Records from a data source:
☆ ☆ ☆ ☆ ☆
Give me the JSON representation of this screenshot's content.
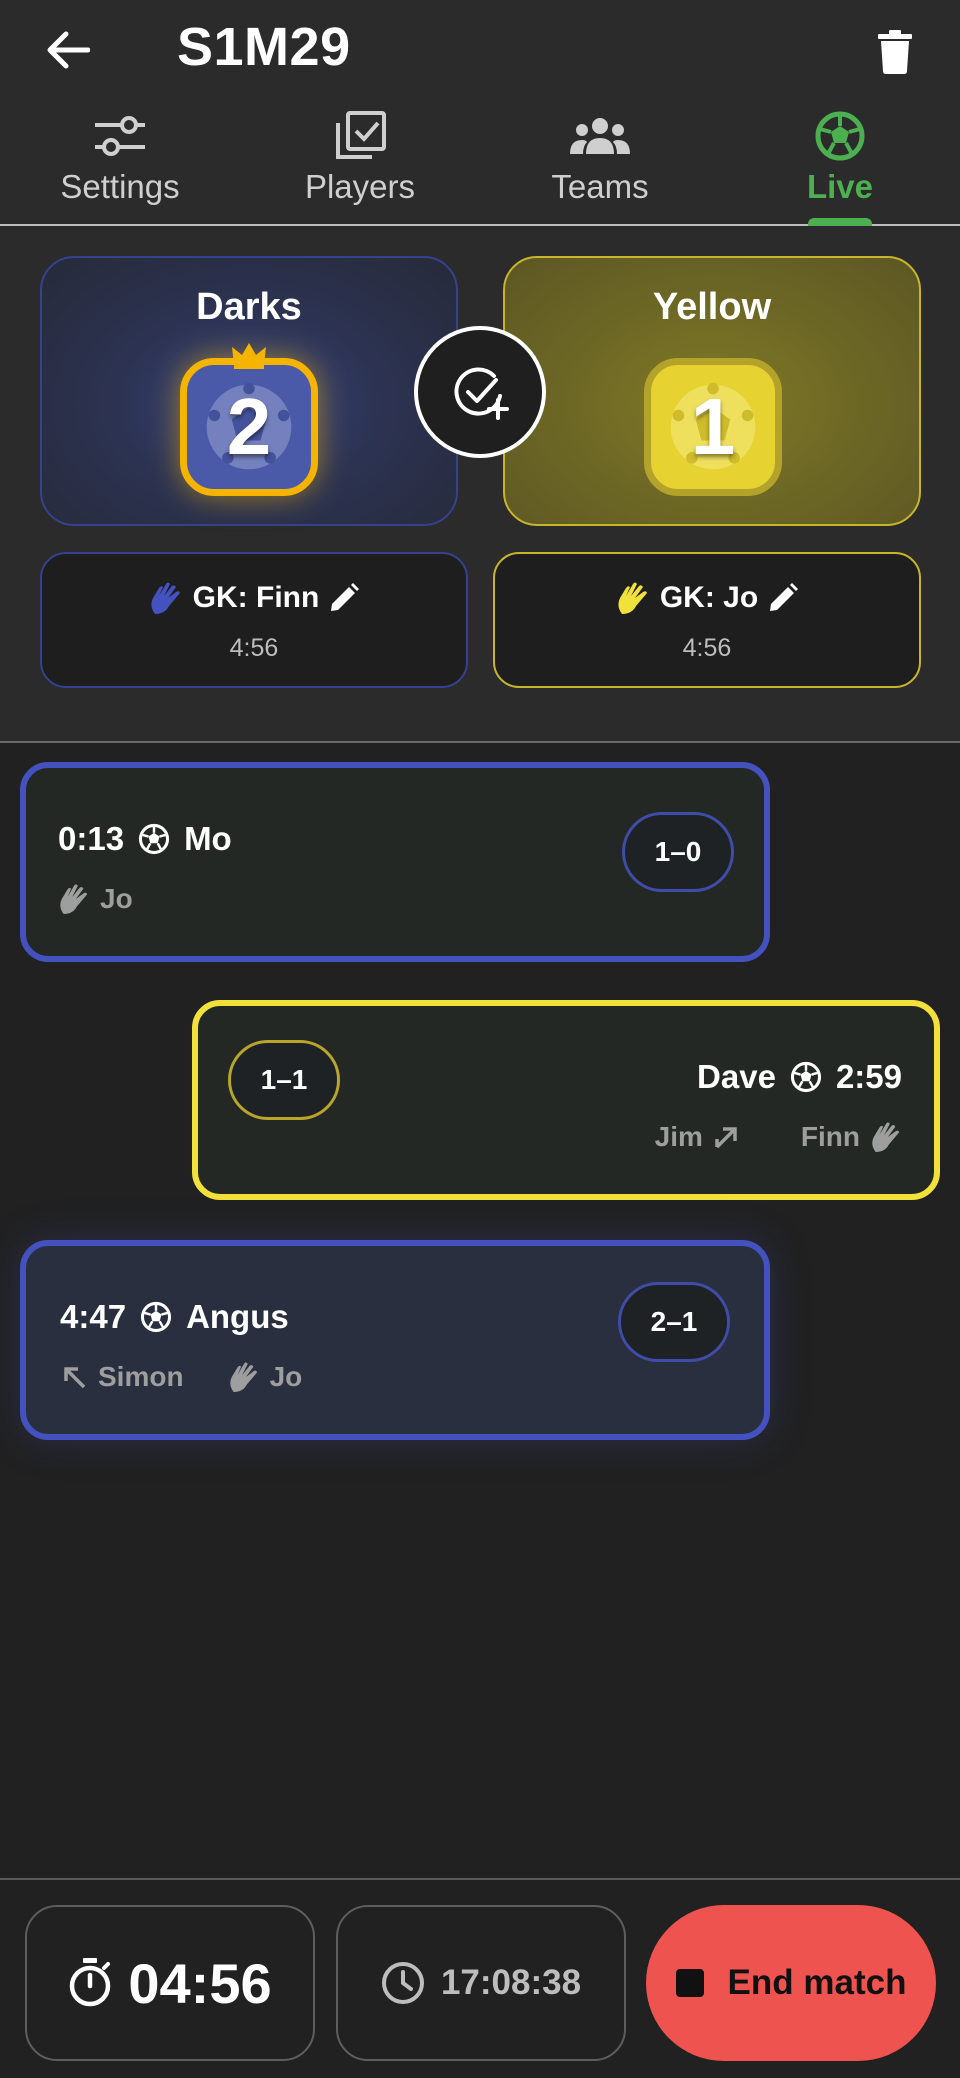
{
  "header": {
    "title": "S1M29"
  },
  "tabs": [
    {
      "label": "Settings",
      "icon": "sliders-icon"
    },
    {
      "label": "Players",
      "icon": "checklist-icon"
    },
    {
      "label": "Teams",
      "icon": "group-icon"
    },
    {
      "label": "Live",
      "icon": "soccer-ball-icon",
      "active": true
    }
  ],
  "colors": {
    "accent": "#4caf50",
    "dark_team": "#4452c0",
    "yellow_team": "#f2e13a",
    "end_button": "#ef5350",
    "crown": "#f5b400"
  },
  "teams": {
    "dark": {
      "name": "Darks",
      "score": "2",
      "leader": true,
      "gk_label": "GK: Finn",
      "gk_time": "4:56"
    },
    "yellow": {
      "name": "Yellow",
      "score": "1",
      "leader": false,
      "gk_label": "GK: Jo",
      "gk_time": "4:56"
    }
  },
  "events": [
    {
      "team": "dark",
      "time": "0:13",
      "scorer": "Mo",
      "assist": "",
      "keeper": "Jo",
      "score": "1–0"
    },
    {
      "team": "yellow",
      "time": "2:59",
      "scorer": "Dave",
      "assist": "Jim",
      "keeper": "Finn",
      "score": "1–1"
    },
    {
      "team": "dark",
      "time": "4:47",
      "scorer": "Angus",
      "assist": "Simon",
      "keeper": "Jo",
      "score": "2–1"
    }
  ],
  "footer": {
    "match_timer": "04:56",
    "clock": "17:08:38",
    "end_label": "End match"
  }
}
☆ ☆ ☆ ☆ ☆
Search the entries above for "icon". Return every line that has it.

      "icon": "sliders-icon"
      "icon": "checklist-icon"
      "icon": "group-icon"
      "icon": "soccer-ball-icon",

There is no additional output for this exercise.